Start of Listed entries
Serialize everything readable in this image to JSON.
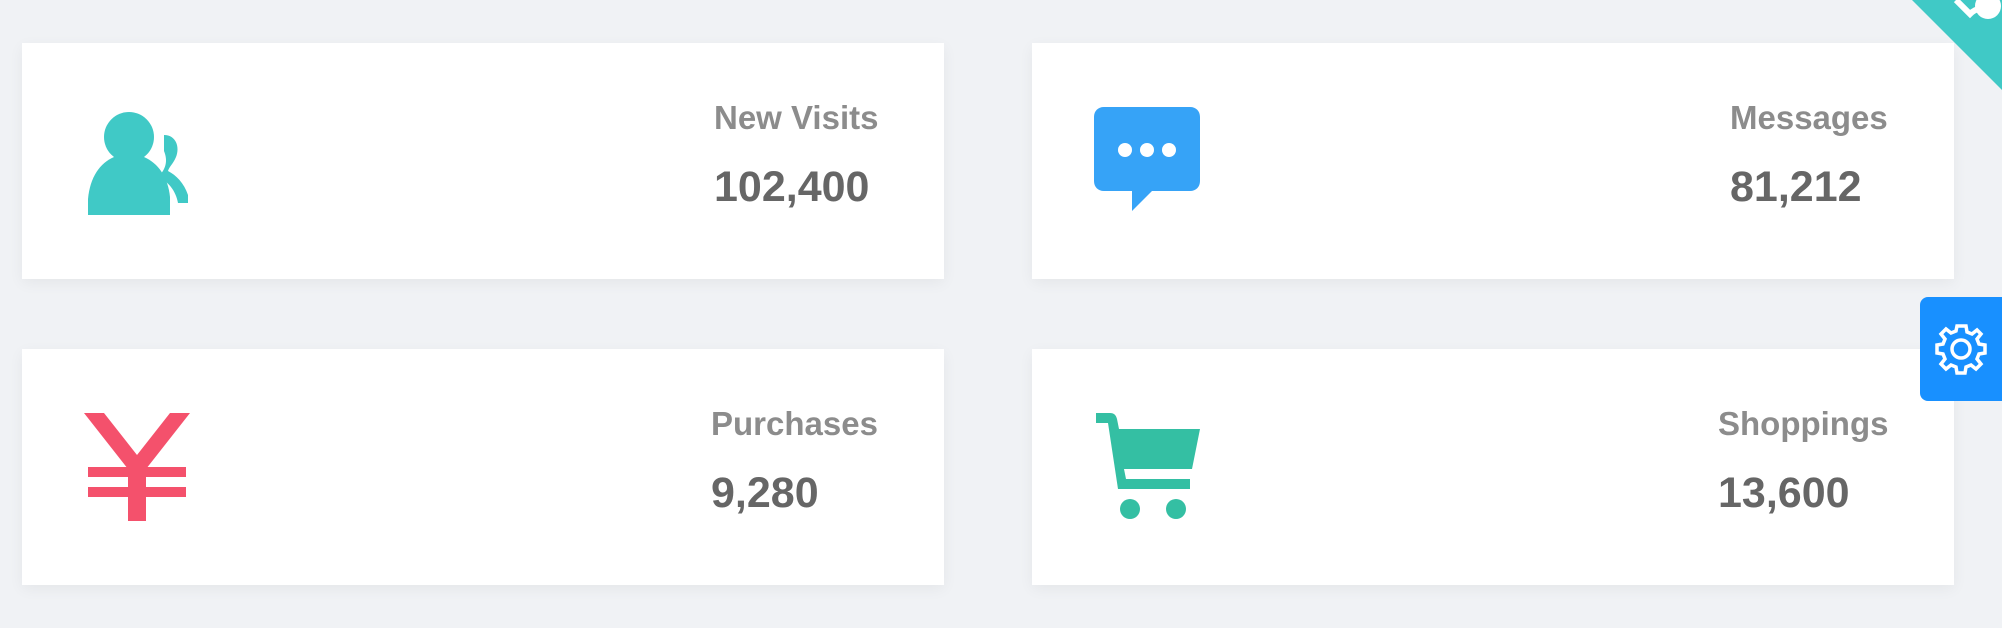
{
  "panels": [
    {
      "label": "New Visits",
      "value": "102,400",
      "icon": "people-icon",
      "color": "#40c9c6"
    },
    {
      "label": "Messages",
      "value": "81,212",
      "icon": "message-icon",
      "color": "#36a3f7"
    },
    {
      "label": "Purchases",
      "value": "9,280",
      "icon": "money-icon",
      "color": "#f4516c"
    },
    {
      "label": "Shoppings",
      "value": "13,600",
      "icon": "shopping-cart-icon",
      "color": "#34bfa3"
    }
  ],
  "corner_ribbon": {
    "icon": "github-corner-icon",
    "color": "#40c9c6"
  },
  "settings_button": {
    "icon": "gear-icon",
    "color": "#1890ff"
  }
}
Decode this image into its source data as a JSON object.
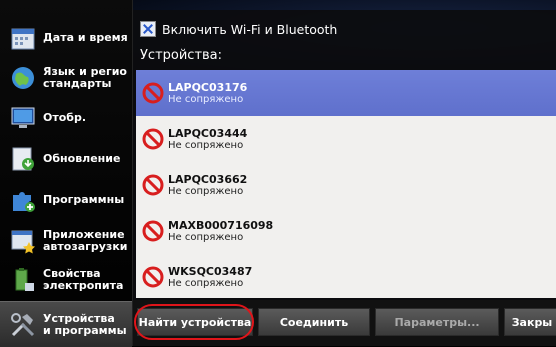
{
  "sidebar": {
    "items": [
      {
        "label": "Дата и время",
        "icon": "calendar-icon"
      },
      {
        "label": "Язык и регио\nстандарты",
        "icon": "globe-icon"
      },
      {
        "label": "Отобр.",
        "icon": "display-icon"
      },
      {
        "label": "Обновление",
        "icon": "update-icon"
      },
      {
        "label": "Программны",
        "icon": "puzzle-icon"
      },
      {
        "label": "Приложение\nавтозагрузки",
        "icon": "startup-app-icon"
      },
      {
        "label": "Свойства\nэлектропита",
        "icon": "power-icon"
      },
      {
        "label": "Устройства\nи программы",
        "icon": "devices-icon"
      }
    ]
  },
  "dialog": {
    "toggle_label": "Включить Wi-Fi и Bluetooth",
    "devices_label": "Устройства:",
    "devices": [
      {
        "name": "LAPQC03176",
        "status": "Не сопряжено",
        "selected": true
      },
      {
        "name": "LAPQC03444",
        "status": "Не сопряжено",
        "selected": false
      },
      {
        "name": "LAPQC03662",
        "status": "Не сопряжено",
        "selected": false
      },
      {
        "name": "MAXB000716098",
        "status": "Не сопряжено",
        "selected": false
      },
      {
        "name": "WKSQC03487",
        "status": "Не сопряжено",
        "selected": false
      }
    ]
  },
  "buttons": {
    "find": "Найти устройства",
    "connect": "Соединить",
    "params": "Параметры...",
    "close": "Закры"
  },
  "colors": {
    "selected_row": "#6272d0",
    "highlight_oval": "#e0151a",
    "blocked_icon": "#d81e1e"
  }
}
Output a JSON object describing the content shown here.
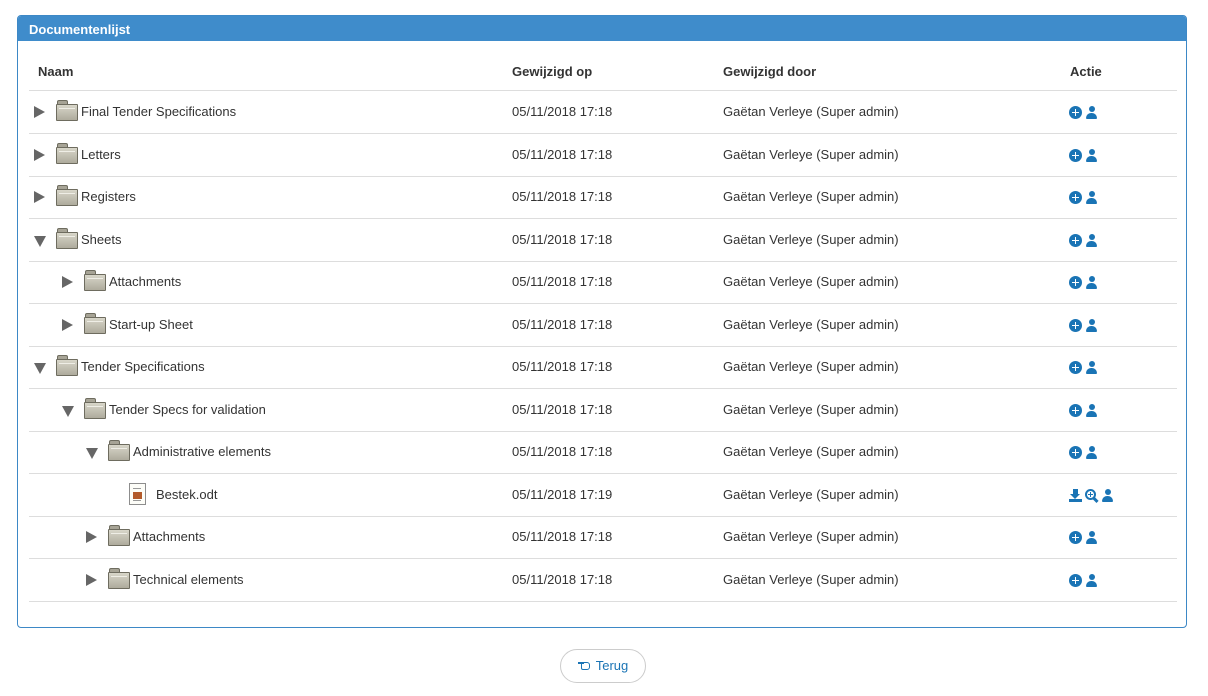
{
  "panel": {
    "title": "Documentenlijst"
  },
  "columns": {
    "name": "Naam",
    "modified_on": "Gewijzigd op",
    "modified_by": "Gewijzigd door",
    "action": "Actie"
  },
  "rows": [
    {
      "name": "Final Tender Specifications",
      "date": "05/11/2018 17:18",
      "by": "Gaëtan Verleye (Super admin)",
      "type": "folder",
      "state": "collapsed",
      "depth": 0
    },
    {
      "name": "Letters",
      "date": "05/11/2018 17:18",
      "by": "Gaëtan Verleye (Super admin)",
      "type": "folder",
      "state": "collapsed",
      "depth": 0
    },
    {
      "name": "Registers",
      "date": "05/11/2018 17:18",
      "by": "Gaëtan Verleye (Super admin)",
      "type": "folder",
      "state": "collapsed",
      "depth": 0
    },
    {
      "name": "Sheets",
      "date": "05/11/2018 17:18",
      "by": "Gaëtan Verleye (Super admin)",
      "type": "folder",
      "state": "expanded",
      "depth": 0
    },
    {
      "name": "Attachments",
      "date": "05/11/2018 17:18",
      "by": "Gaëtan Verleye (Super admin)",
      "type": "folder",
      "state": "collapsed",
      "depth": 1
    },
    {
      "name": "Start-up Sheet",
      "date": "05/11/2018 17:18",
      "by": "Gaëtan Verleye (Super admin)",
      "type": "folder",
      "state": "collapsed",
      "depth": 1
    },
    {
      "name": "Tender Specifications",
      "date": "05/11/2018 17:18",
      "by": "Gaëtan Verleye (Super admin)",
      "type": "folder",
      "state": "expanded",
      "depth": 0
    },
    {
      "name": "Tender Specs for validation",
      "date": "05/11/2018 17:18",
      "by": "Gaëtan Verleye (Super admin)",
      "type": "folder",
      "state": "expanded",
      "depth": 1
    },
    {
      "name": "Administrative elements",
      "date": "05/11/2018 17:18",
      "by": "Gaëtan Verleye (Super admin)",
      "type": "folder",
      "state": "expanded",
      "depth": 2
    },
    {
      "name": "Bestek.odt",
      "date": "05/11/2018 17:19",
      "by": "Gaëtan Verleye (Super admin)",
      "type": "file",
      "state": "none",
      "depth": 3
    },
    {
      "name": "Attachments",
      "date": "05/11/2018 17:18",
      "by": "Gaëtan Verleye (Super admin)",
      "type": "folder",
      "state": "collapsed",
      "depth": 2
    },
    {
      "name": "Technical elements",
      "date": "05/11/2018 17:18",
      "by": "Gaëtan Verleye (Super admin)",
      "type": "folder",
      "state": "collapsed",
      "depth": 2
    }
  ],
  "actions": {
    "folder": [
      "add-circle-icon",
      "user-icon"
    ],
    "file": [
      "download-icon",
      "zoom-in-icon",
      "user-icon"
    ]
  },
  "footer": {
    "back_label": "Terug",
    "back_icon": "hand-pointer-icon"
  },
  "colors": {
    "header_bg": "#3f8ccb",
    "accent": "#1a74b5"
  }
}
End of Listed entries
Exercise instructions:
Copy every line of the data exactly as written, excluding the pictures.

Answer to the problem:
Serialize everything readable in this image to JSON.
{
  "panels": [
    {
      "label": "New Visits",
      "value": "102,400",
      "icon": "people-icon",
      "color": "#40c9c6"
    },
    {
      "label": "Messages",
      "value": "81,212",
      "icon": "message-icon",
      "color": "#36a3f7"
    },
    {
      "label": "Purchases",
      "value": "9,280",
      "icon": "money-icon",
      "color": "#f4516c"
    },
    {
      "label": "Shoppings",
      "value": "13,600",
      "icon": "shopping-cart-icon",
      "color": "#34bfa3"
    }
  ],
  "corner_ribbon": {
    "icon": "github-corner-icon",
    "color": "#40c9c6"
  },
  "settings_button": {
    "icon": "gear-icon",
    "color": "#1890ff"
  }
}
Decode this image into its source data as a JSON object.
{
  "sidebar": {
    "items": [
      {
        "label": "Дата и время",
        "icon": "calendar-icon"
      },
      {
        "label": "Язык и регио\nстандарты",
        "icon": "globe-icon"
      },
      {
        "label": "Отобр.",
        "icon": "display-icon"
      },
      {
        "label": "Обновление",
        "icon": "update-icon"
      },
      {
        "label": "Программны",
        "icon": "puzzle-icon"
      },
      {
        "label": "Приложение\nавтозагрузки",
        "icon": "startup-app-icon"
      },
      {
        "label": "Свойства\nэлектропита",
        "icon": "power-icon"
      },
      {
        "label": "Устройства\nи программы",
        "icon": "devices-icon"
      }
    ]
  },
  "dialog": {
    "toggle_label": "Включить Wi-Fi и Bluetooth",
    "devices_label": "Устройства:",
    "devices": [
      {
        "name": "LAPQC03176",
        "status": "Не сопряжено",
        "selected": true
      },
      {
        "name": "LAPQC03444",
        "status": "Не сопряжено",
        "selected": false
      },
      {
        "name": "LAPQC03662",
        "status": "Не сопряжено",
        "selected": false
      },
      {
        "name": "MAXB000716098",
        "status": "Не сопряжено",
        "selected": false
      },
      {
        "name": "WKSQC03487",
        "status": "Не сопряжено",
        "selected": false
      }
    ]
  },
  "buttons": {
    "find": "Найти устройства",
    "connect": "Соединить",
    "params": "Параметры...",
    "close": "Закры"
  },
  "colors": {
    "selected_row": "#6272d0",
    "highlight_oval": "#e0151a",
    "blocked_icon": "#d81e1e"
  }
}
Output a JSON object describing the content shown here.
{
  "panel": {
    "title": "Documentenlijst"
  },
  "columns": {
    "name": "Naam",
    "modified_on": "Gewijzigd op",
    "modified_by": "Gewijzigd door",
    "action": "Actie"
  },
  "rows": [
    {
      "name": "Final Tender Specifications",
      "date": "05/11/2018 17:18",
      "by": "Gaëtan Verleye (Super admin)",
      "type": "folder",
      "state": "collapsed",
      "depth": 0
    },
    {
      "name": "Letters",
      "date": "05/11/2018 17:18",
      "by": "Gaëtan Verleye (Super admin)",
      "type": "folder",
      "state": "collapsed",
      "depth": 0
    },
    {
      "name": "Registers",
      "date": "05/11/2018 17:18",
      "by": "Gaëtan Verleye (Super admin)",
      "type": "folder",
      "state": "collapsed",
      "depth": 0
    },
    {
      "name": "Sheets",
      "date": "05/11/2018 17:18",
      "by": "Gaëtan Verleye (Super admin)",
      "type": "folder",
      "state": "expanded",
      "depth": 0
    },
    {
      "name": "Attachments",
      "date": "05/11/2018 17:18",
      "by": "Gaëtan Verleye (Super admin)",
      "type": "folder",
      "state": "collapsed",
      "depth": 1
    },
    {
      "name": "Start-up Sheet",
      "date": "05/11/2018 17:18",
      "by": "Gaëtan Verleye (Super admin)",
      "type": "folder",
      "state": "collapsed",
      "depth": 1
    },
    {
      "name": "Tender Specifications",
      "date": "05/11/2018 17:18",
      "by": "Gaëtan Verleye (Super admin)",
      "type": "folder",
      "state": "expanded",
      "depth": 0
    },
    {
      "name": "Tender Specs for validation",
      "date": "05/11/2018 17:18",
      "by": "Gaëtan Verleye (Super admin)",
      "type": "folder",
      "state": "expanded",
      "depth": 1
    },
    {
      "name": "Administrative elements",
      "date": "05/11/2018 17:18",
      "by": "Gaëtan Verleye (Super admin)",
      "type": "folder",
      "state": "expanded",
      "depth": 2
    },
    {
      "name": "Bestek.odt",
      "date": "05/11/2018 17:19",
      "by": "Gaëtan Verleye (Super admin)",
      "type": "file",
      "state": "none",
      "depth": 3
    },
    {
      "name": "Attachments",
      "date": "05/11/2018 17:18",
      "by": "Gaëtan Verleye (Super admin)",
      "type": "folder",
      "state": "collapsed",
      "depth": 2
    },
    {
      "name": "Technical elements",
      "date": "05/11/2018 17:18",
      "by": "Gaëtan Verleye (Super admin)",
      "type": "folder",
      "state": "collapsed",
      "depth": 2
    }
  ],
  "actions": {
    "folder": [
      "add-circle-icon",
      "user-icon"
    ],
    "file": [
      "download-icon",
      "zoom-in-icon",
      "user-icon"
    ]
  },
  "footer": {
    "back_label": "Terug",
    "back_icon": "hand-pointer-icon"
  },
  "colors": {
    "header_bg": "#3f8ccb",
    "accent": "#1a74b5"
  }
}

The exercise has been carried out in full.